1.The author of the passage is primarily concerned with A. substantiating a claim about a historical event B. reconciling two opposing ideas about a recent policy decision C. disputing evidence the government uses to support legislation D. analyzing two approaches to private-sector bailouts and evaluating their methodologies E. criticizing a particular decision and the approach to fiscal policy it represents
2.It can be inferred from the passage that the author of the passage considers “central planning” (see underlined text) to be A. already included in most conceptions of interventionism B. based on free-market fiscal policy C. an alternative to interventionism D. a historical mistake not to be repeated E. a new approach to economic problems
3.The author would most likely agree with which of the following statements? A. Interventionism gives the government greater power than is generally acknowledged. B. An economy that involves frequent use of private-sector bailouts can still be described as a free market. C. The government was justified when it bailed out the states in order to ease the Panic of 1792. D. Companies with questionable balance sheets will, without government assistance, almost always fail. E. Government supremacy is preferable to a state of affairs where the failure of one firm may lead to the failure of many other firms.

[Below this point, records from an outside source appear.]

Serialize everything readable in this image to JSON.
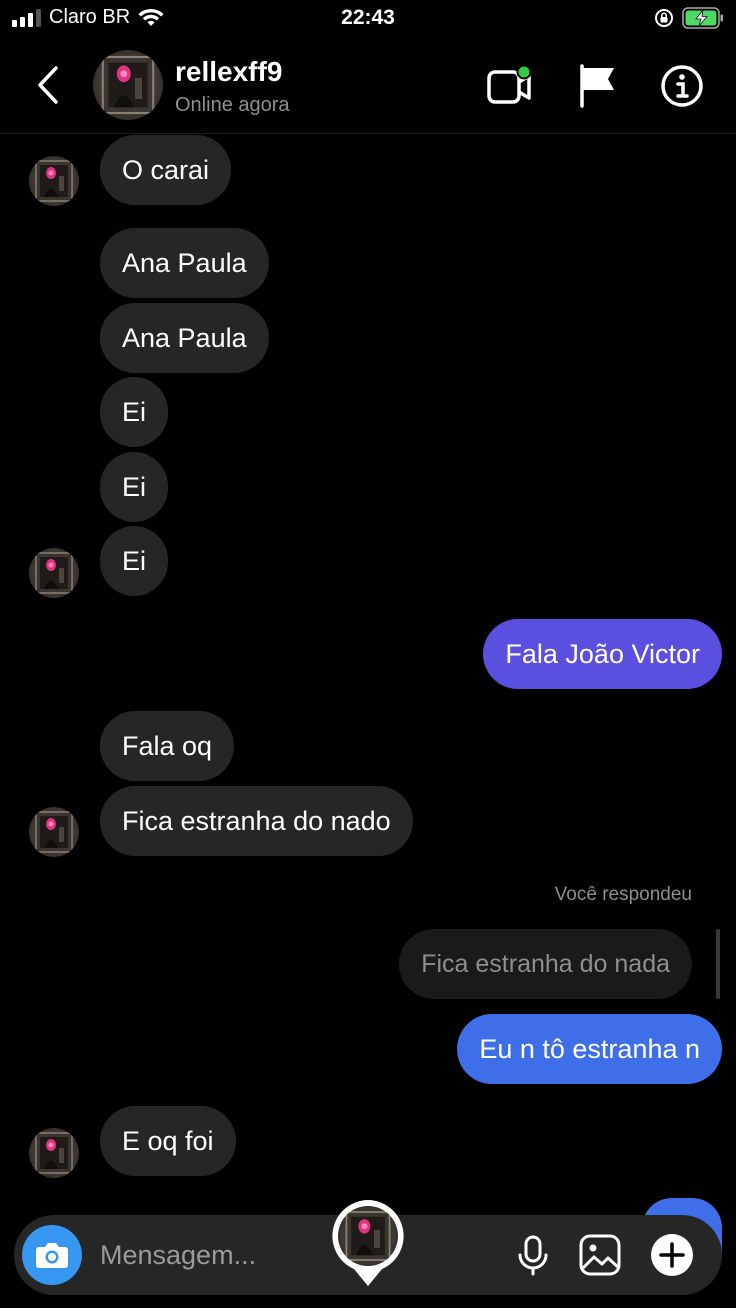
{
  "status_bar": {
    "carrier": "Claro BR",
    "time": "22:43"
  },
  "header": {
    "username": "rellexff9",
    "presence": "Online agora"
  },
  "messages": {
    "m1": "O carai",
    "m2": "Ana Paula",
    "m3": "Ana Paula",
    "m4": "Ei",
    "m5": "Ei",
    "m6": "Ei",
    "m7": "Fala João Victor",
    "m8": "Fala oq",
    "m9": "Fica estranha do nado",
    "reply_label": "Você respondeu",
    "reply_quote": "Fica estranha do nada",
    "m10": "Eu n tô estranha n",
    "m11": "E oq foi"
  },
  "composer": {
    "placeholder": "Mensagem..."
  },
  "colors": {
    "sent_purple": "#5b4fe0",
    "sent_blue": "#3f6fe8",
    "received": "#262626",
    "camera": "#3797f0",
    "active_dot": "#2ecc40",
    "battery": "#4cd964"
  },
  "icons": [
    "back-chevron-icon",
    "video-call-icon",
    "flag-icon",
    "info-icon",
    "camera-icon",
    "microphone-icon",
    "gallery-icon",
    "plus-icon",
    "wifi-icon",
    "lock-rotation-icon",
    "battery-icon"
  ]
}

Re: The passage into U.S. law on October 3, 2008 [#permalink]
28 Apr 2014, 19:55
The OA for Question 3 is particularly debatable as the author says "financial sector entities should be allowed to succeed or fail based on individual merit." So if the case of individual merit applies to companies in the private sector, shouldn't balance sheet cheating companies fail w/o govt. intervention?
Re: The passage into U.S. law on October 3, 2008
28 Apr 2014, 19:55